Dataset items
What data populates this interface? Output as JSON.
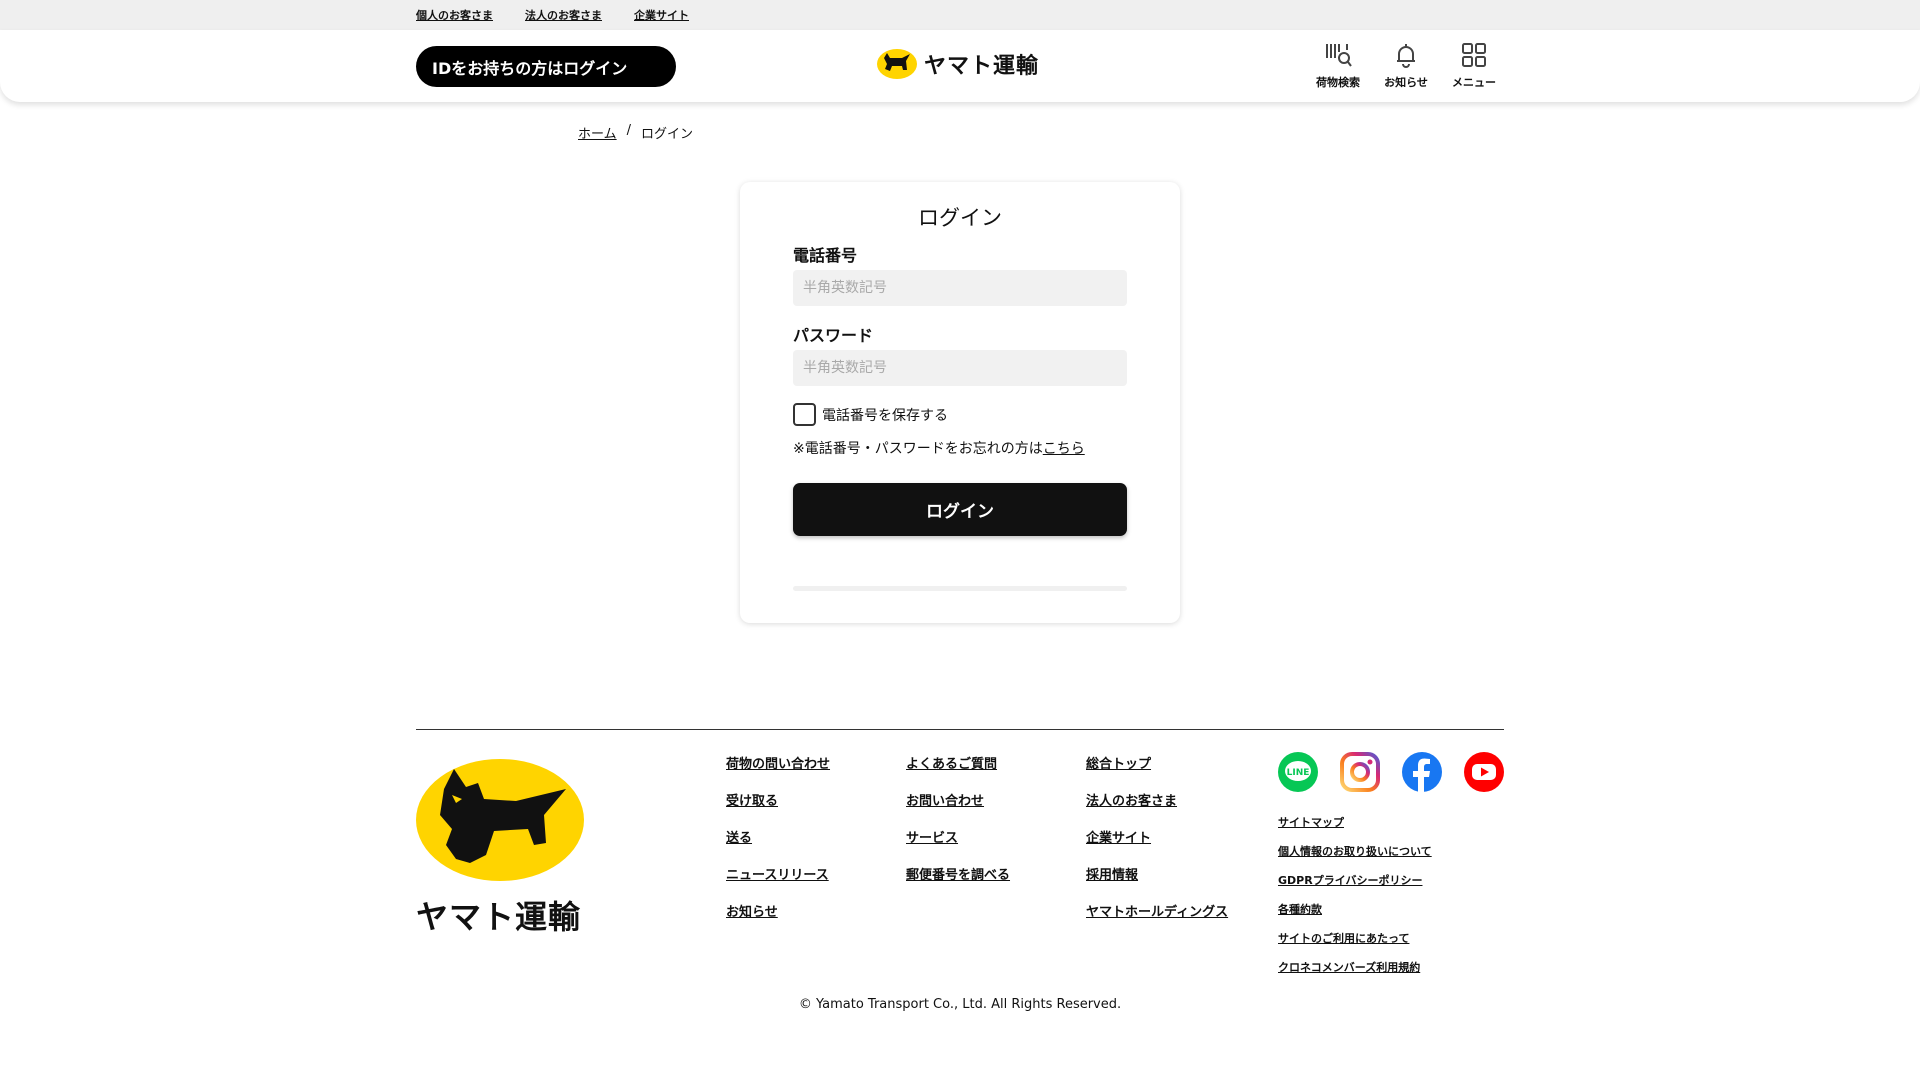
{
  "util_links": [
    "個人のお客さま",
    "法人のお客さま",
    "企業サイト"
  ],
  "header": {
    "id_login": "IDをお持ちの方はログイン",
    "brand": "ヤマト運輸",
    "nav": [
      {
        "label": "荷物検索",
        "icon": "package-search-icon"
      },
      {
        "label": "お知らせ",
        "icon": "bell-icon"
      },
      {
        "label": "メニュー",
        "icon": "grid-menu-icon"
      }
    ]
  },
  "breadcrumb": {
    "home": "ホーム",
    "separator": "/",
    "current": "ログイン"
  },
  "login_card": {
    "title": "ログイン",
    "phone_label": "電話番号",
    "phone_placeholder": "半角英数記号",
    "password_label": "パスワード",
    "password_placeholder": "半角英数記号",
    "remember_label": "電話番号を保存する",
    "forgot_text": "※電話番号・パスワードをお忘れの方は",
    "forgot_link": "こちら",
    "submit": "ログイン"
  },
  "footer": {
    "brand": "ヤマト運輸",
    "col1": [
      "荷物の問い合わせ",
      "受け取る",
      "送る",
      "ニュースリリース",
      "お知らせ"
    ],
    "col2": [
      "よくあるご質問",
      "お問い合わせ",
      "サービス",
      "郵便番号を調べる"
    ],
    "col3": [
      "総合トップ",
      "法人のお客さま",
      "企業サイト",
      "採用情報",
      "ヤマトホールディングス"
    ],
    "social": [
      "line-icon",
      "instagram-icon",
      "facebook-icon",
      "youtube-icon"
    ],
    "legal": [
      "サイトマップ",
      "個人情報のお取り扱いについて",
      "GDPRプライバシーポリシー",
      "各種約款",
      "サイトのご利用にあたって",
      "クロネコメンバーズ利用規約"
    ],
    "copyright": "© Yamato Transport Co., Ltd. All Rights Reserved."
  },
  "colors": {
    "brand_yellow": "#ffd400",
    "black": "#111111",
    "input_bg": "#f1f1f1"
  }
}
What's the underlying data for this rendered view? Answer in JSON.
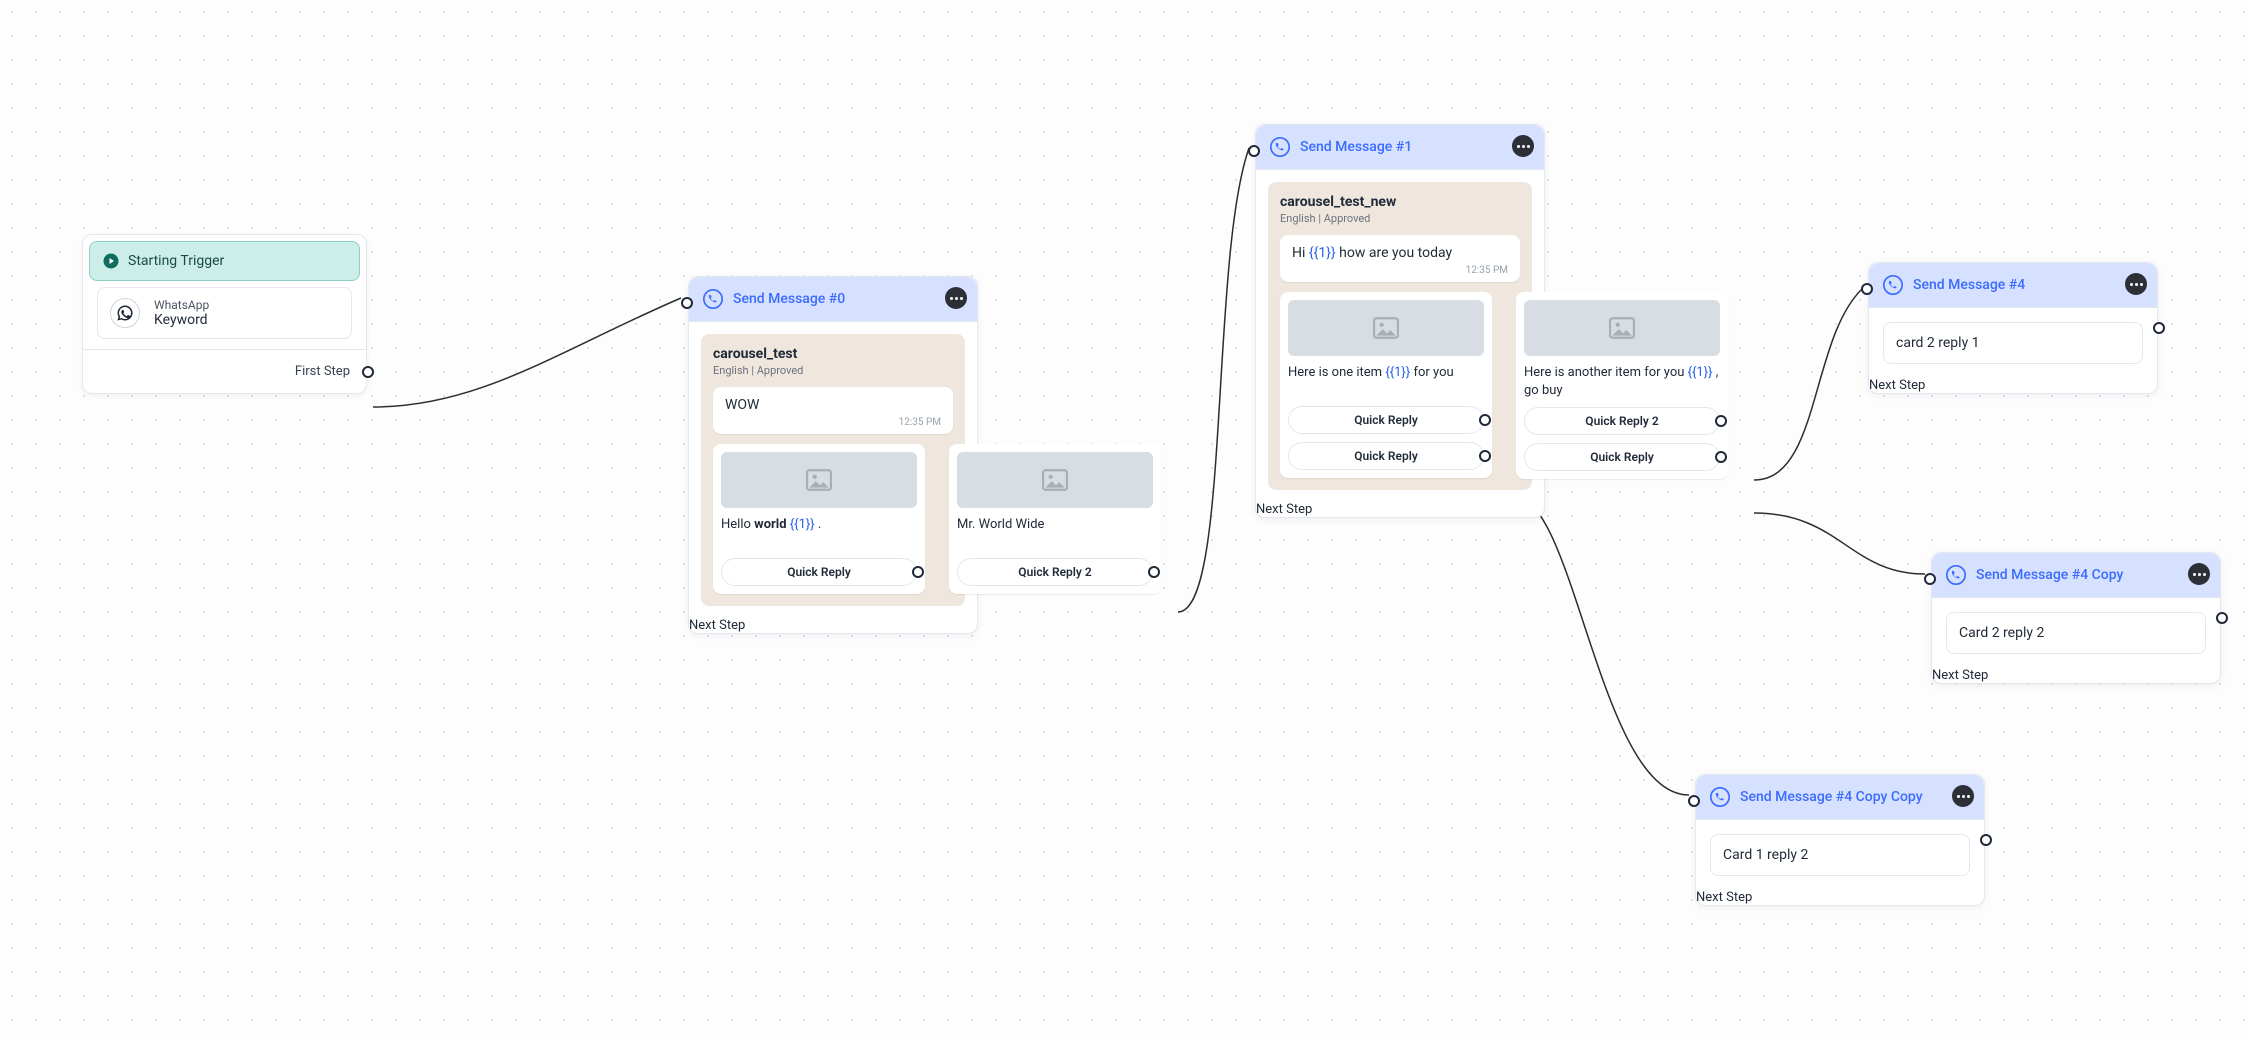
{
  "trigger": {
    "title": "Starting Trigger",
    "channel": "WhatsApp",
    "keyword_label": "Keyword",
    "next": "First Step"
  },
  "send0": {
    "title": "Send Message #0",
    "template": "carousel_test",
    "meta": "English | Approved",
    "bubble_text": "WOW",
    "time": "12:35 PM",
    "card1_prefix": "Hello ",
    "card1_bold": "world ",
    "card1_token": "{{1}}",
    "card1_suffix": " .",
    "card1_qr": "Quick Reply",
    "card2_text": "Mr. World Wide",
    "card2_qr": "Quick Reply 2",
    "next": "Next Step"
  },
  "send1": {
    "title": "Send Message #1",
    "template": "carousel_test_new",
    "meta": "English | Approved",
    "bubble_prefix": "Hi ",
    "bubble_token": "{{1}}",
    "bubble_suffix": " how are you today",
    "time": "12:35 PM",
    "card1_prefix": "Here is one item ",
    "card1_token": "{{1}}",
    "card1_suffix": " for you",
    "card1_qr1": "Quick Reply",
    "card1_qr2": "Quick Reply",
    "card2_prefix": "Here is another item for you ",
    "card2_token": "{{1}}",
    "card2_suffix": " , go buy",
    "card2_qr1": "Quick Reply 2",
    "card2_qr2": "Quick Reply",
    "next": "Next Step"
  },
  "send4": {
    "title": "Send Message #4",
    "msg": "card 2 reply 1",
    "next": "Next Step"
  },
  "send4c": {
    "title": "Send Message #4 Copy",
    "msg": "Card 2 reply 2",
    "next": "Next Step"
  },
  "send4cc": {
    "title": "Send Message #4 Copy Copy",
    "msg": "Card 1 reply 2",
    "next": "Next Step"
  }
}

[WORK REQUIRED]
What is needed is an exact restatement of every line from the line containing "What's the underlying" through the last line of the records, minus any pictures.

[RESPONSE TO THIS EXERCISE]
What's the underlying data for this rendered view? Answer in JSON.
{
  "trigger": {
    "title": "Starting Trigger",
    "channel": "WhatsApp",
    "keyword_label": "Keyword",
    "next": "First Step"
  },
  "send0": {
    "title": "Send Message #0",
    "template": "carousel_test",
    "meta": "English | Approved",
    "bubble_text": "WOW",
    "time": "12:35 PM",
    "card1_prefix": "Hello ",
    "card1_bold": "world ",
    "card1_token": "{{1}}",
    "card1_suffix": " .",
    "card1_qr": "Quick Reply",
    "card2_text": "Mr. World Wide",
    "card2_qr": "Quick Reply 2",
    "next": "Next Step"
  },
  "send1": {
    "title": "Send Message #1",
    "template": "carousel_test_new",
    "meta": "English | Approved",
    "bubble_prefix": "Hi ",
    "bubble_token": "{{1}}",
    "bubble_suffix": " how are you today",
    "time": "12:35 PM",
    "card1_prefix": "Here is one item ",
    "card1_token": "{{1}}",
    "card1_suffix": " for you",
    "card1_qr1": "Quick Reply",
    "card1_qr2": "Quick Reply",
    "card2_prefix": "Here is another item for you ",
    "card2_token": "{{1}}",
    "card2_suffix": " , go buy",
    "card2_qr1": "Quick Reply 2",
    "card2_qr2": "Quick Reply",
    "next": "Next Step"
  },
  "send4": {
    "title": "Send Message #4",
    "msg": "card 2 reply 1",
    "next": "Next Step"
  },
  "send4c": {
    "title": "Send Message #4 Copy",
    "msg": "Card 2 reply 2",
    "next": "Next Step"
  },
  "send4cc": {
    "title": "Send Message #4 Copy Copy",
    "msg": "Card 1 reply 2",
    "next": "Next Step"
  }
}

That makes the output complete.